fee is $30. Public transportation is available from Playa Del Carmen but many tour operators offer day excursions to the park.
Xel-Há National Park
Xel National Park is a natural aquarium with interconnected lagoons, home to rare and countless species of tropical
fish also offer swimming with the dolphins. In the bays and
coves, vast numbers of parrotfish group together and on the far side of the lagoon, stingrays and nurse sharks are seen through the glass-bottom on boat tours. Snorkel gear can be rented to swim out and to explore the underwater caves. There are lockers and dressing rooms for
swimmers as well as a souvenir shop, food stands, a restaurant, and, a museum.
Sain Ka'an Biosphere Reserve
Sain Ka'an Biosphere Reserve is a World Heritage Site of UNESCO, located 25 km. south of Tulum. It covers 100 km of coast and 10% of Quintana Roo, including a number of natural habitats. Over 300 species of birds, and a great diversity of
flora and fauna are found here. For visitors wishing to stay overnight, there is camping on the beach and a small number of simple accommodations available as well as fishing lodges catering to sport fishermen. For visitors only interested in a day trip, day tours are available
by some tour operators.
Tulum is the most visited Maya ruin and is the biggest attraction on the coast. It was the only Maya city built on the coast, possibly having housed 2000 people and once
functioned as a trade center. Tulum was used by the city of Coba to connect to the sea and to control the commerce of Central America. This port city was never conquered by the Spaniards and was one of the last Maya outposts left standing during their revolt against Mexican rule
in the War of the Castes during the 1840's. There is no question why Tulum holds great significance to the Mayans. An impressive sight at Tulum is an imposing castle standing on the edge of a 12 meter cliff at the top of the ruins. Visitors may wish to bring a swim suit to cool
off in a cove at the bottom of the site but there are no facilities.
The city of Coba was once a stately city which controlled the economy of the entire Maya region. It prospered between AD 400 to 1100, with a population of about 40,000 people. Large temple pyramids still stand above the jungle, one of which is
138 feet tall, the highest in Northern Yucatan. Because Coba is isolated and off the coast, it is not visited as frequently as it should be. It is a 35 minute drive from Tulum and for those who want to fully explore the abandoned city, accommodations are available for
Chichén Itzá is the most impressive Maya ruin in the Yucatan. It was the most important city in the peninsula from 10th to 12th century. Since its first settlement at about AD 432, the city had been inhabited and abandoned by different groups

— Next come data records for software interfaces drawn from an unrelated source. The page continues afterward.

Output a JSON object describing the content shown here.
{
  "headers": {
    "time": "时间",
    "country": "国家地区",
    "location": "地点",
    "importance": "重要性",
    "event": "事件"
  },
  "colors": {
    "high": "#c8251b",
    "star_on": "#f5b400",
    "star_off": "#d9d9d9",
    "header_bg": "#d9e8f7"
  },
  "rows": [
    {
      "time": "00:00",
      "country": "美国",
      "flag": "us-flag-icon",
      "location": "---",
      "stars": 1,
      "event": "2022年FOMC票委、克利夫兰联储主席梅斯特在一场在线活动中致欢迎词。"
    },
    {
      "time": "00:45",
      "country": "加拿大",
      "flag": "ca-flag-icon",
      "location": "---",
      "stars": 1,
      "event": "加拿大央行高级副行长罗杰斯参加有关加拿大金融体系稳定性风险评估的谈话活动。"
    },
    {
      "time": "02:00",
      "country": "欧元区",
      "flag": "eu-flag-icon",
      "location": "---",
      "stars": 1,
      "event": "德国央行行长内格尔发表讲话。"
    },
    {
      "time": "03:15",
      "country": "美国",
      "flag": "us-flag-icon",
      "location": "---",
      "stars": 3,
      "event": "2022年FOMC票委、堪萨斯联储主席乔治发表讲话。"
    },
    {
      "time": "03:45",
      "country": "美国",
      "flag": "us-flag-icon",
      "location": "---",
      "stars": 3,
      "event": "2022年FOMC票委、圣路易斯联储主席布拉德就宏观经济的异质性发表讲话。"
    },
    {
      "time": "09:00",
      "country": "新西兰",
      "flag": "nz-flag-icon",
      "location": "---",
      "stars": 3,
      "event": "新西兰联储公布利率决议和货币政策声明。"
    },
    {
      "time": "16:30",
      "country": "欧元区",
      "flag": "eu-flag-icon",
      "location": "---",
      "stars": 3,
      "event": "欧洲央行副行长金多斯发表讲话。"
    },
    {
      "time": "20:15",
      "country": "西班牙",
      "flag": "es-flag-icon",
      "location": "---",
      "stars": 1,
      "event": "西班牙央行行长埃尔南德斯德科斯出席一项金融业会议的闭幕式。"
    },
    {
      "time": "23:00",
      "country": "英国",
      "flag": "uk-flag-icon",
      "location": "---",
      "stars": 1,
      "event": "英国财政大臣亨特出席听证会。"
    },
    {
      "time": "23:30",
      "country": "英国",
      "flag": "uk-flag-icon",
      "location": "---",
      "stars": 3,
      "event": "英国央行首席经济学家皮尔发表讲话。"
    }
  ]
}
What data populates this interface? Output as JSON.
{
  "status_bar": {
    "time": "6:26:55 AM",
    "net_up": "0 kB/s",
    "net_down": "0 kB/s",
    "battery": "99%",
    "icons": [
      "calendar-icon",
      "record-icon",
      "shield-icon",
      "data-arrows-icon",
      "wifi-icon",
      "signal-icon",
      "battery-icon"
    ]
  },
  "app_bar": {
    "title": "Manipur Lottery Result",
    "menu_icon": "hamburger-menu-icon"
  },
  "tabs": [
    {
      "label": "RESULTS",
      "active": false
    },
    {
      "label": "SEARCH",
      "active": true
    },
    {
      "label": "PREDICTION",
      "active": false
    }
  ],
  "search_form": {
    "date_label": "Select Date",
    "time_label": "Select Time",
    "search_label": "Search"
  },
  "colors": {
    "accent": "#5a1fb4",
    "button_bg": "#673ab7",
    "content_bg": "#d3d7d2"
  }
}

of people, each bringing with them a distinct architecture and culture. The structures are enormous and awesome. The largest ballcourt in
mesoamerica, stone sculptures of gods associated with human sacrifice, steam baths for ritual purification and the famous 98 foot tall

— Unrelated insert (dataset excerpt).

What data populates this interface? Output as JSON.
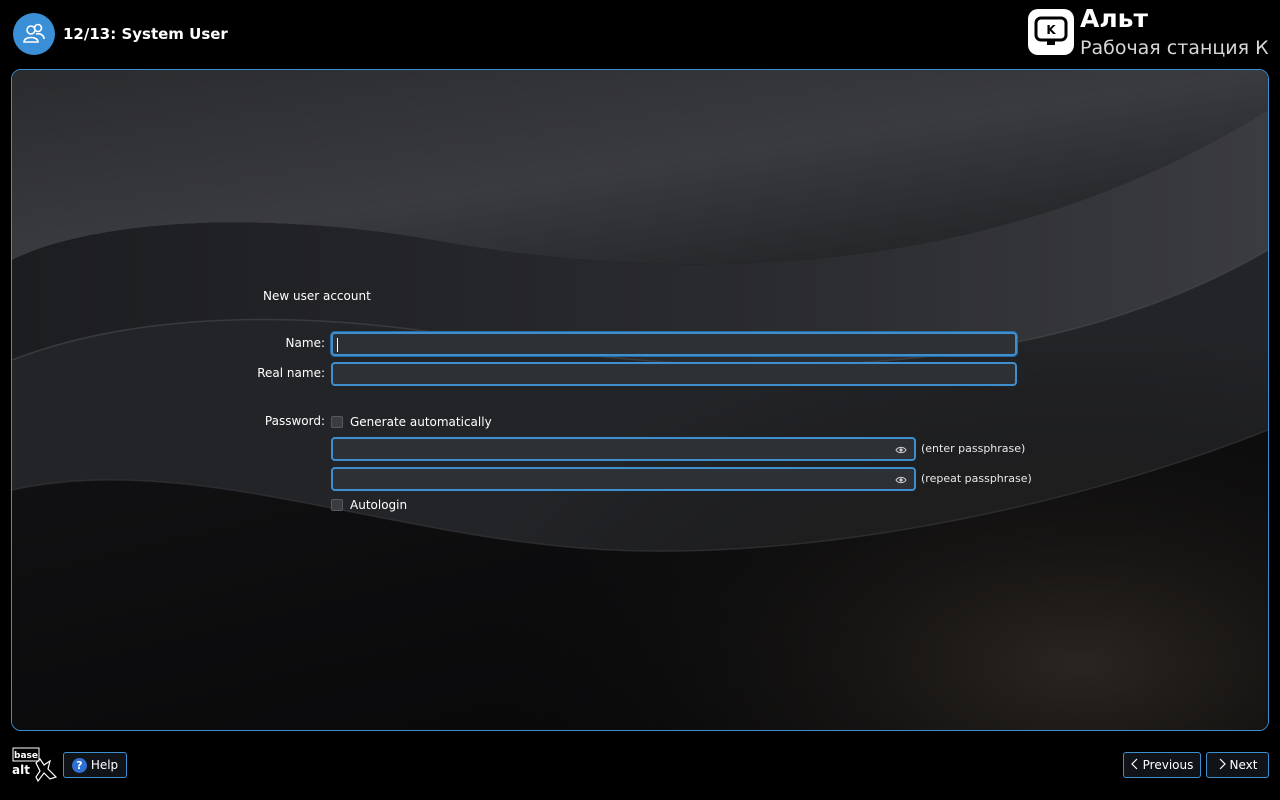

El Castillo pyramid all reside here. El Castillo is the most impressive monument in Chichén
Itzá. A masterpiece of Toltec-Maya architectural design and genius. Chichén Itzá is a three hour drive from Cancun. For visitors staying on Cozumel Island, air tours are
available from some tour operators. Tours include a 40 minute flight to Chichén Itzá and a tour with an English speaking guide.